INPUT MATERIAL:

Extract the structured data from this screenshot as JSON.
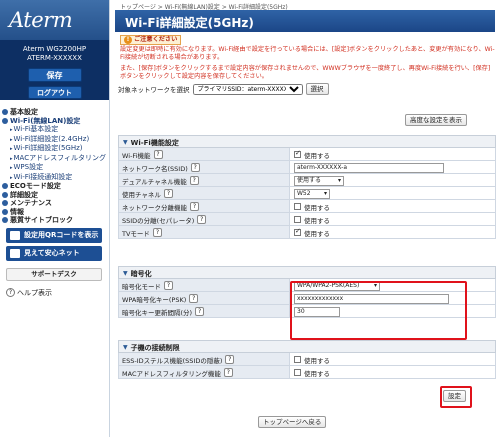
{
  "brand": "Aterm",
  "device": {
    "model": "Aterm WG2200HP",
    "id": "ATERM-XXXXXX"
  },
  "sidebar": {
    "save_label": "保存",
    "logout_label": "ログアウト",
    "nav": [
      {
        "label": "基本設定",
        "bold": true
      },
      {
        "label": "Wi-Fi(無線LAN)設定",
        "bold": true,
        "hi": true
      },
      {
        "label": "Wi-Fi基本設定",
        "sub": true
      },
      {
        "label": "Wi-Fi詳細設定(2.4GHz)",
        "sub": true
      },
      {
        "label": "Wi-Fi詳細設定(5GHz)",
        "sub": true
      },
      {
        "label": "MACアドレスフィルタリング",
        "sub": true
      },
      {
        "label": "WPS設定",
        "sub": true
      },
      {
        "label": "Wi-Fi接続通知設定",
        "sub": true
      },
      {
        "label": "ECOモード設定",
        "bold": true
      },
      {
        "label": "詳細設定",
        "bold": true
      },
      {
        "label": "メンテナンス",
        "bold": true
      },
      {
        "label": "情報",
        "bold": true
      },
      {
        "label": "悪質サイトブロック",
        "bold": true
      }
    ],
    "qr_button": "設定用QRコードを表示",
    "anshin_button": "見えて安心ネット",
    "support_button": "サポートデスク",
    "help_link": "ヘルプ表示"
  },
  "breadcrumb": "トップページ > Wi-Fi(無線LAN)設定 > Wi-Fi詳細設定(5GHz)",
  "page_title": "Wi-Fi詳細設定(5GHz)",
  "notice": {
    "heading": "ご注意ください",
    "line1": "設定変更は即時に有効になります。Wi-Fi経由で設定を行っている場合には、[設定]ボタンをクリックしたあと、変更が有効になり、Wi-Fi接続が切断される場合があります。",
    "line2": "また、[保存]ボタンをクリックするまで設定内容が保存されませんので、WWWブラウザを一度終了し、再度Wi-Fi接続を行い、[保存]ボタンをクリックして設定内容を保存してください。"
  },
  "target_network": {
    "label": "対象ネットワークを選択",
    "value": "プライマリSSID：aterm-XXXXXX-a",
    "button": "選択"
  },
  "advanced_button": "高度な設定を表示",
  "wifi_section": {
    "title": "Wi-Fi機能設定",
    "rows": [
      {
        "label": "Wi-Fi機能",
        "value": "使用する",
        "type": "check",
        "checked": true
      },
      {
        "label": "ネットワーク名(SSID)",
        "value": "aterm-XXXXXX-a",
        "type": "text"
      },
      {
        "label": "デュアルチャネル機能",
        "value": "使用する",
        "type": "select"
      },
      {
        "label": "使用チャネル",
        "value": "W52",
        "type": "select"
      },
      {
        "label": "ネットワーク分離機能",
        "value": "使用する",
        "type": "check",
        "checked": false
      },
      {
        "label": "SSIDの分離(セパレータ)",
        "value": "使用する",
        "type": "check",
        "checked": false
      },
      {
        "label": "TVモード",
        "value": "使用する",
        "type": "check",
        "checked": true
      }
    ]
  },
  "crypto_section": {
    "title": "暗号化",
    "rows": [
      {
        "label": "暗号化モード",
        "value": "WPA/WPA2-PSK(AES)",
        "type": "select"
      },
      {
        "label": "WPA暗号化キー(PSK)",
        "value": "xxxxxxxxxxxxx",
        "type": "text"
      },
      {
        "label": "暗号化キー更新間隔(分)",
        "value": "30",
        "type": "text"
      }
    ]
  },
  "child_section": {
    "title": "子機の接続制限",
    "rows": [
      {
        "label": "ESS-IDステルス機能(SSIDの隠蔽)",
        "value": "使用する",
        "type": "check",
        "checked": false
      },
      {
        "label": "MACアドレスフィルタリング機能",
        "value": "使用する",
        "type": "check",
        "checked": false
      }
    ]
  },
  "settei_button": "設定",
  "back_button": "トップページへ戻る",
  "colors": {
    "highlight": "#e0121b",
    "header_blue": "#2f63a6",
    "nav_dark": "#0d2f63"
  }
}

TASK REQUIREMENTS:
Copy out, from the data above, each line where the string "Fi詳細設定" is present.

SOLUTION BELOW:
        "label": "Wi-Fi詳細設定(2.4GHz)",
        "label": "Wi-Fi詳細設定(5GHz)",
  "breadcrumb": "トップページ > Wi-Fi(無線LAN)設定 > Wi-Fi詳細設定(5GHz)",
  "page_title": "Wi-Fi詳細設定(5GHz)",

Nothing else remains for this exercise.